A group of small theater owners in Germany is fighting back against U.S. movie studio Disney. The theater owners began a boycott against Disney films this last weekend with the new Avengers film, and are threatening to continue their boycott of Disney films if the entertainment giant doesn’t withdraw its plan to increase film rental fees.

German Theaters Continue Ban On Disney In Fee Dispute

Movie cinemas in 193 smaller cities and towns across Germany came together to organize the Disney boycott, and would not show The Avengers: Age of Ultron. The theater owners say they will extend the ban to all of Disney’s films if their demands aren’t met, and the 3D animated movie Tinkerbell: Legend of the Neverbeast, is due to open up at the end of this week (April 30th).

Details of German theater boycott of Disney

Small theater owners in Germany are upset about a new rate hike in the rental fee for Disney films, which has jacked the percentage of ticket sales the studio collects from 47.7% to 53%. The new fee structure makes Disney’s fees for smaller theaters match those paid by larger chains in Germany’s bigger cities.

The cinemas in small communities argue they don’t benefit much from marketing for films that is aimed at big cities, and have to spend more to compensate.

“We told Disney we were prepared to go as high as 50 percent but that’s the limit,” noted Karl-Heinz Meier, a spokesman for IG Nord, an organization that represents cinema owners in Northern Germany, said in a recent interview with the Hollywood Reporter. “We said for a 50 percent rate, we’d screen every Disney film.”

Of note, Disney also announced the rate hike a mere 12 days before the start of Avengers, meaning theater owners had almost no time to adapt to the changes. Meier said if Disney won’t compromise on the new terms, the theaters will continue to boycott all Disney films, including such upcoming hits such as Pixar’s Inside Out and Star Wars: The Force Awakens.

Disney sent a letter to the boycotting cinemas on Monday, April 27, saying there would be no change in their rental policy and that the new rate of 53% would stay in effect. Disney would not comment to THR for this story.

While Meier and other independent cinema owners hope to reach a deal with Disney, they are worried the studio’s rate hike could soon be copied by other Hollywood majors. If so, he says, Germany’s small town cinemas will continue to fight: “We are businessmen, we just want to run our business.
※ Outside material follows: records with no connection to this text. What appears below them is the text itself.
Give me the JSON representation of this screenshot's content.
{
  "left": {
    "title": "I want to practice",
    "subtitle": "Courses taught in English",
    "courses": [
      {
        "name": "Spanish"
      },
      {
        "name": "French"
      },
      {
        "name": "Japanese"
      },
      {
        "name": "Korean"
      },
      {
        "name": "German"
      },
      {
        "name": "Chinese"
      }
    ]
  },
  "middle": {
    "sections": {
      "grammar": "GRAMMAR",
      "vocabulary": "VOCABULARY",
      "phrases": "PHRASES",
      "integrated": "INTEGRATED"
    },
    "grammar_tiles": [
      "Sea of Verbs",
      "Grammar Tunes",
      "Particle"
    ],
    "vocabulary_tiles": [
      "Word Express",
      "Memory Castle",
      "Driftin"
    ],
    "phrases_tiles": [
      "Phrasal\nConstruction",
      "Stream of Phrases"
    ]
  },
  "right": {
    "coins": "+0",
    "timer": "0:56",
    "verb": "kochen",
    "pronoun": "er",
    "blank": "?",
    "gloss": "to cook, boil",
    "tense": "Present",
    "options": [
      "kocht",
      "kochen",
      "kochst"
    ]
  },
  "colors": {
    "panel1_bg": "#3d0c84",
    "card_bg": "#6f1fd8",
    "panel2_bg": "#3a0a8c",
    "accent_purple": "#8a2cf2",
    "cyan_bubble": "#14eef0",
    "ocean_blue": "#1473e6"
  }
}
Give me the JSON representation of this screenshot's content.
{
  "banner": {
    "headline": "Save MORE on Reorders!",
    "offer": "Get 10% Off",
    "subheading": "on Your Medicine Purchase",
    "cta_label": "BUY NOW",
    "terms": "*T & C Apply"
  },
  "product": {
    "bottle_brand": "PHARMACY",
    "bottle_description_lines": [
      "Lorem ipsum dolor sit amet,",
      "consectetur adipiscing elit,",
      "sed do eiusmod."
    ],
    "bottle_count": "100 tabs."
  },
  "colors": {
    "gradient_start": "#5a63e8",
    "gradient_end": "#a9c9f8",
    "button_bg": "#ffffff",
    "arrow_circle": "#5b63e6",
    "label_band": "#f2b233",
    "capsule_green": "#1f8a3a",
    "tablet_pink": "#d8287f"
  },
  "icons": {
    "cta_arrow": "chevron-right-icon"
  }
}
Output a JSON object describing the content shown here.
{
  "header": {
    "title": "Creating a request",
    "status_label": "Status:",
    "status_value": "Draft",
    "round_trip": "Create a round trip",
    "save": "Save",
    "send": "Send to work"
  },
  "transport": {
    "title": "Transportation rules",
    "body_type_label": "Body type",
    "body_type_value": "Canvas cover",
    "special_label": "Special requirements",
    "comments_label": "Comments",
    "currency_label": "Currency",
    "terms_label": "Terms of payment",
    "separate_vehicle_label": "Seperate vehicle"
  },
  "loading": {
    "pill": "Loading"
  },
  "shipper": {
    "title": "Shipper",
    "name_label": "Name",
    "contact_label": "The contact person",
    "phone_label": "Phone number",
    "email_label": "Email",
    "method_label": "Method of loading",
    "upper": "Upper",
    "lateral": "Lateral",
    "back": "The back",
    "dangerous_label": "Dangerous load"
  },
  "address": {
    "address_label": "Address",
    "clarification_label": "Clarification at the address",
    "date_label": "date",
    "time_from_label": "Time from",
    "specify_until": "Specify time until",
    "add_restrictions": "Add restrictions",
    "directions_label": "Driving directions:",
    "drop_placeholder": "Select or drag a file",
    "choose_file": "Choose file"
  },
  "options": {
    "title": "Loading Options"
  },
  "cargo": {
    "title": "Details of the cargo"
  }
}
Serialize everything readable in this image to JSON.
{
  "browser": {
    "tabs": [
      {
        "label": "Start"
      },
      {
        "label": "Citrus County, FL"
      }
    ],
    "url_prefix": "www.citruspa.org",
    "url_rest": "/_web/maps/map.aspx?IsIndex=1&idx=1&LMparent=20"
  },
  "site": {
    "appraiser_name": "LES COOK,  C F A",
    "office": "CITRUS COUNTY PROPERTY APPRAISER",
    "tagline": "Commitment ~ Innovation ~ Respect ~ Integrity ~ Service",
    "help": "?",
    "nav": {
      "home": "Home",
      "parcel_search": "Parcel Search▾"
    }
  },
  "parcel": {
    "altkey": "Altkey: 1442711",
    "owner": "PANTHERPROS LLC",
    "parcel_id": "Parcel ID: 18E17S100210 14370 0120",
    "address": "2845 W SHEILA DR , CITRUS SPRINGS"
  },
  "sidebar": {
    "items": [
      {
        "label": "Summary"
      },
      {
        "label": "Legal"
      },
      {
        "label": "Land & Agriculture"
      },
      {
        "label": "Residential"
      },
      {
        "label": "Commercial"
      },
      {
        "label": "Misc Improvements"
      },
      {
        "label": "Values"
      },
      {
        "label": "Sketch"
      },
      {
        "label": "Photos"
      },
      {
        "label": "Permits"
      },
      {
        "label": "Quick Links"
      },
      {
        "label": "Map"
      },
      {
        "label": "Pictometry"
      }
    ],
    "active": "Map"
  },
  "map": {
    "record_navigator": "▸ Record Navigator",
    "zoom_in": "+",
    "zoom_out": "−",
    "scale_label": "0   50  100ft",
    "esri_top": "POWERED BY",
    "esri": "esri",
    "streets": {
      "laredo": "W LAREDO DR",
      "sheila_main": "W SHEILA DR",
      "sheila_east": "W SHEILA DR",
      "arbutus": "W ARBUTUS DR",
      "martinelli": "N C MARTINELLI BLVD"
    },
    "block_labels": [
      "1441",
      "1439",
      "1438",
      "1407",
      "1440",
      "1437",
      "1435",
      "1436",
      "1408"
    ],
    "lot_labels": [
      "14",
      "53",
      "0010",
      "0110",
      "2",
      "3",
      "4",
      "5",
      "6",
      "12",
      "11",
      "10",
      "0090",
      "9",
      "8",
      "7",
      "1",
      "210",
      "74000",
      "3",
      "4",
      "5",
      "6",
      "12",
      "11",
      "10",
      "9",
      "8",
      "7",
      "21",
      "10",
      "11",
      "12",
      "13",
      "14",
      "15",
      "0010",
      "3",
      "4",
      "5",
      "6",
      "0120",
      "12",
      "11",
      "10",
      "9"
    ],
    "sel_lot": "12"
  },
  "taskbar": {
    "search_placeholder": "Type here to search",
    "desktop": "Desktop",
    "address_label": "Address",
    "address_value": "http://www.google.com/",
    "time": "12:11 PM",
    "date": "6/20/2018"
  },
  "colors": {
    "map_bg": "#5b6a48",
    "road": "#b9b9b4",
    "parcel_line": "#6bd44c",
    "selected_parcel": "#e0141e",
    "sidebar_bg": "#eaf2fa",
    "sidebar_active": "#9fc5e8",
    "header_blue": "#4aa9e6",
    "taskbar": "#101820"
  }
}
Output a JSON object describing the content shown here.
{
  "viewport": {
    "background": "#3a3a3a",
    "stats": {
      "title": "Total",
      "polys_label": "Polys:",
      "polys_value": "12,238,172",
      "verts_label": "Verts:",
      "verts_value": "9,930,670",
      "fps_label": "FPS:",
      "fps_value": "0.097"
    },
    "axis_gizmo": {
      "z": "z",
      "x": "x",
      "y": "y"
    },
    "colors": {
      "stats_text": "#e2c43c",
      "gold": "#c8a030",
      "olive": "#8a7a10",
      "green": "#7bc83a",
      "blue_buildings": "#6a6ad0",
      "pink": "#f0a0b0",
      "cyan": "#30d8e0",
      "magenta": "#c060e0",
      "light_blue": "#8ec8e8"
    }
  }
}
But these conditions make it impossible.”

Rates should be going down

Also of note, AG Kino, an industry organization representing the interests of theater owners in Germany, argued that film rental fees should generally be going down rather than up, given that movie houses have had to spend a great deal on digital projection technology, a move that mainly benefits studio distributors who no longer have to pay for the delivery of many rolls of film all across the globe.

“Digitization has resulted in major savings for distributors, (savings) that have not yet been passed on to their partners, the cinemas,” AG Kino commented in a statement. “We are convinced film rental costs have to come down.”

Quantifying the financial impact

The financial impact of the German Disney boycott is not clear. The cinemas involved represent a total of 686 screens, however, apparently not all were planning to book The Avengers anyway. Cinemas from small towns, representing 187 screens across Germany, all of which promoted The Avengers: Age of Ultron in the run-up to last weekend, took part in the boycott

The Avengers: Age of Ultron ended up opening on over 840 screens in its first weekend in Germany, totaling $9.35 million (€8.6 million). Those totals represent the the best-ever start for a Marvel title in the Germany.

Disney launched the first Avengers film on 660 screens in Germany back in 2012, bringing in around €6.3 million on opening weekend. There were 708,000 tickets sold for Age of Ultron, relative to 560,000 for the first Avengers film, which ended up grossing over $30 million in Germany.

Earlier this month Fast & Furious 7 opened on 642 screens in Germany. Fifty Shades of Grey began with 739 screens. The Hobbit: The Battle of the Five Armies, had the biggest opening in the country in 2014, launching on 930 screens.

The tickets sold per screen for The Avengers: Age of Ultron was close to 1,500 for the past weekend, very strong for a widely release title.